"I have had the benefit of a blessed career where I have had mentors support and direct my professional growth," said Chris Adams, executive director of Value Chain Services for Network Services Company and a Benedictine alumnus.

"I wanted to provide that learning to the exemplary students at Benedictine. I also wanted to collect resumes so that I might fill my internships with some of these terrific students."

Students met with at least three different experts at small-table discussions to learn how to bridge the college-to-career leap. Some of the industry experts also offered the students advice on how to customize their resumes for their highly focused employment networking.

"I was very impressed with the students' preparation, attentiveness and professionalism," Adams said. "They asked some very good questions and were active listeners. My advice to the students centered on career versatility, a strength with their liberal arts education, and that they must start their networking now and use social media judiciously when networking."

                                                                                                                                                                                                                       
 

The students who participated in the program walked away feeling confident that their future job searches will result in a lasting and rewarding career.

"I feel this event was extremely important because we go through four years in an effort to earn a degree, but many times, after we have that degree, we have a hard time using it," said Faizah F. Bilfagi, a senior business and economics major from Naperville.

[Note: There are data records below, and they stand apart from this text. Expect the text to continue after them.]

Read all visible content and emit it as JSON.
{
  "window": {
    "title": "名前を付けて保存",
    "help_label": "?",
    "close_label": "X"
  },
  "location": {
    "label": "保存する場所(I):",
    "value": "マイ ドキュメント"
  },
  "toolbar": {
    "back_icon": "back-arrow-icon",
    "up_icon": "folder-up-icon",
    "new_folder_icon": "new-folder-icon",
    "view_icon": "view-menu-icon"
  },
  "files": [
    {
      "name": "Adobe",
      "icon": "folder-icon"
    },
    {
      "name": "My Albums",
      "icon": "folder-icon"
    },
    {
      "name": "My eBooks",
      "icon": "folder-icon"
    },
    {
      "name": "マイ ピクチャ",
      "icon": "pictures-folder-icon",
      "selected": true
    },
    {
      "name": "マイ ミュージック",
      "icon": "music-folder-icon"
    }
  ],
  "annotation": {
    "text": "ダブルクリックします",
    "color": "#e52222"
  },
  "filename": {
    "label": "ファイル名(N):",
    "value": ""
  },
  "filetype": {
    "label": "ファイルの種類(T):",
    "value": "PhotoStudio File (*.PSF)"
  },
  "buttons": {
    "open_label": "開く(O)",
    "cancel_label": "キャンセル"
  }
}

"I feel that the college took the extra step to not only give us the tools of education, but to show us how to use such tools in the real world."

Buoyed by the confidence she gained by attending the personal branding seminar, Bilfagi met with six experts at the networking reception and received offers of assistance from several.

"This event was so successful because we had students there who felt prepared," Arens said. "It wasn't one of those scary networking sessions where you're going in with no idea of what you're doing. The students felt prepared by the seminars the Goodwin College of Business offers and they left with a lot of confidence. That's the biggest thing -- building their confidence."

The Personal Branding for Business program continues in spring 2017 with four additional personal branding seminar sessions integrated with an Academic and Career Enrichment Center career fair event, alumni mentoring and another networking reception.

Each of the other colleges at Benedictine University -- liberal arts, science, and education and health services -- also are doing alumni-student networking events to bring this program to all students, regardless of their majors.